The installation will begin Aug. 22 and is expected to be done on Labor Day. The new setup will mirror most NHL arenas, featuring a new set of dasher boards and acrylic shielding to replace the old tempered glass. This will be the first time UND has replaced the dasher boards and glass since the arena opened in 2001.
There are three big safety measures:
·Check flex. When players are checked into the boards, the dashers will flex up to three inches to provide more give.
·Glass flex. The acrylic will have increased absorption during impact. The glass will have more give, which could help prevent potential concussions.
·A soft cap on the dashers. Instead of hard plastic on top of the dashers, it will be a rubber material, making it softer. It is significantly more forgiving than the old plastic surface.
"The biggest items, for sure, would be that the new system incorporates more safety features than any other dasher board system on the market today," said Jody Hodgson, the general manager of Ralph Engelstad Arena. "I believe 28 of the 30 NHL arenas feature the same thing we're going to put in."
The acrylic panes will be a lot wider than the current tempered glass, which should make for better viewing for fans. They'll be held together by a clear polycarbonate sleeve instead of stanchions.
The system also will have what it calls "curved terminations" to replace the turnbuckles by the player benches, too.
Another change that fans and players will notice is that the bottom of the boards are expected to be more lively. It should better allow players to pass to each other off the boards. Players also may be able to get pucks to the side of the net from points shots off the end wall—as long as they stay low and on the yellow kick plate.
The new dasher board system has better reinforcements behind the kick plate than the old ones to make them livelier.
"It's also a flush dasher surface, so that eliminates potential for odd bounces on the ice," Hodgson said.
Ralph Engelstad Arena also will replace the netting behind the goals. The netting currently sits at 14 feet. The plan for the new netting is to go a little higher to better protect fans in the top of the lower bowl.

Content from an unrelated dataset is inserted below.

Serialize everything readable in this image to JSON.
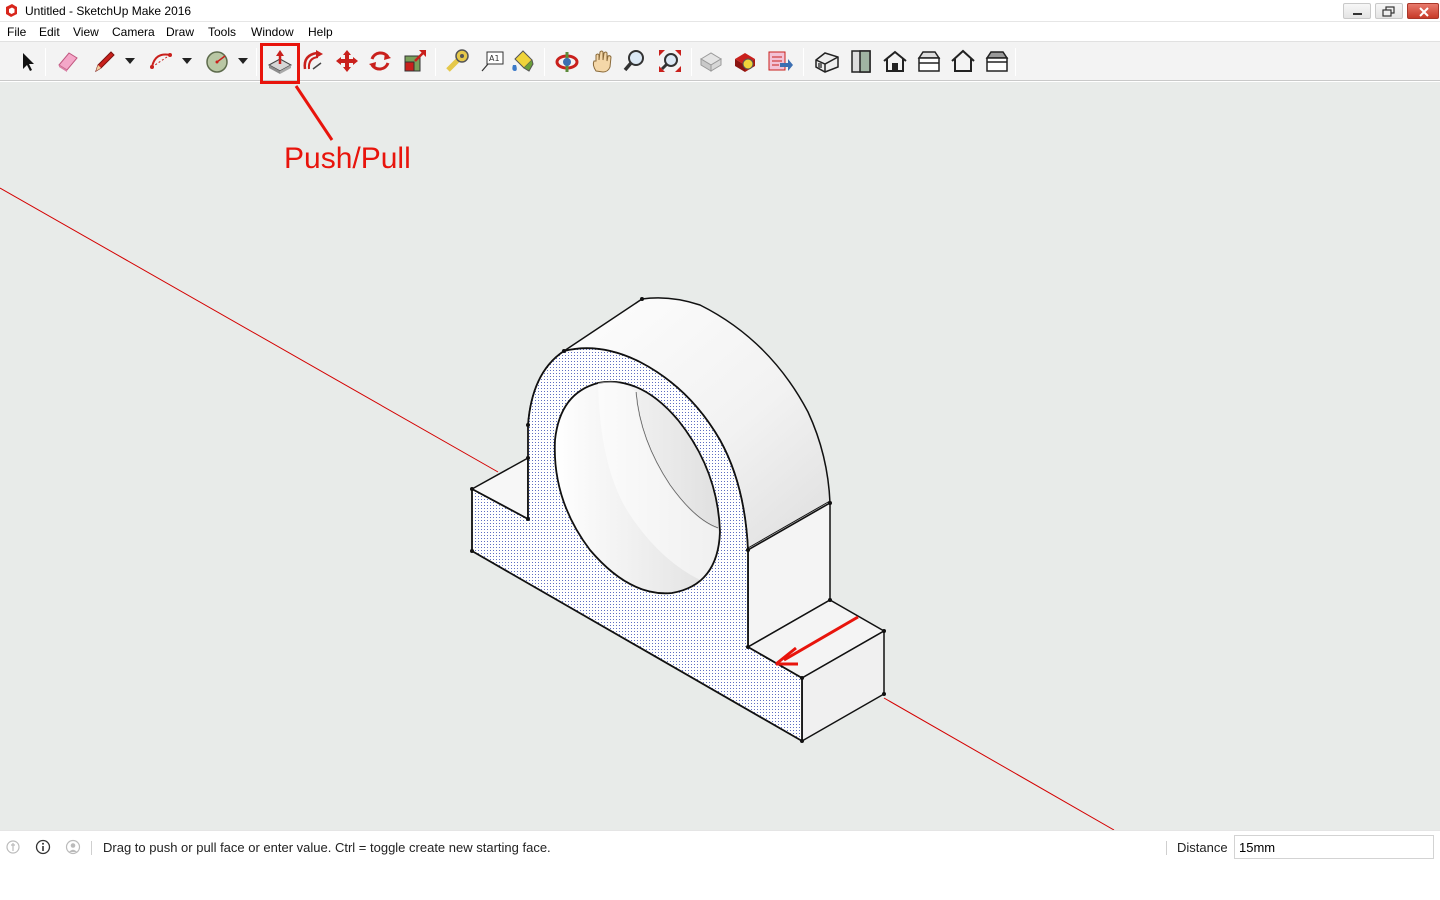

Schlossman is in his 11th year covering college hockey for the Herald. In 2014, he was named one of the top three beat writers in the country by the Associated Press Sports Editors. He has voted in the national college hockey poll since 2007 and has served as a member of the Hobey Baker and Patty Kazmaier Award committees.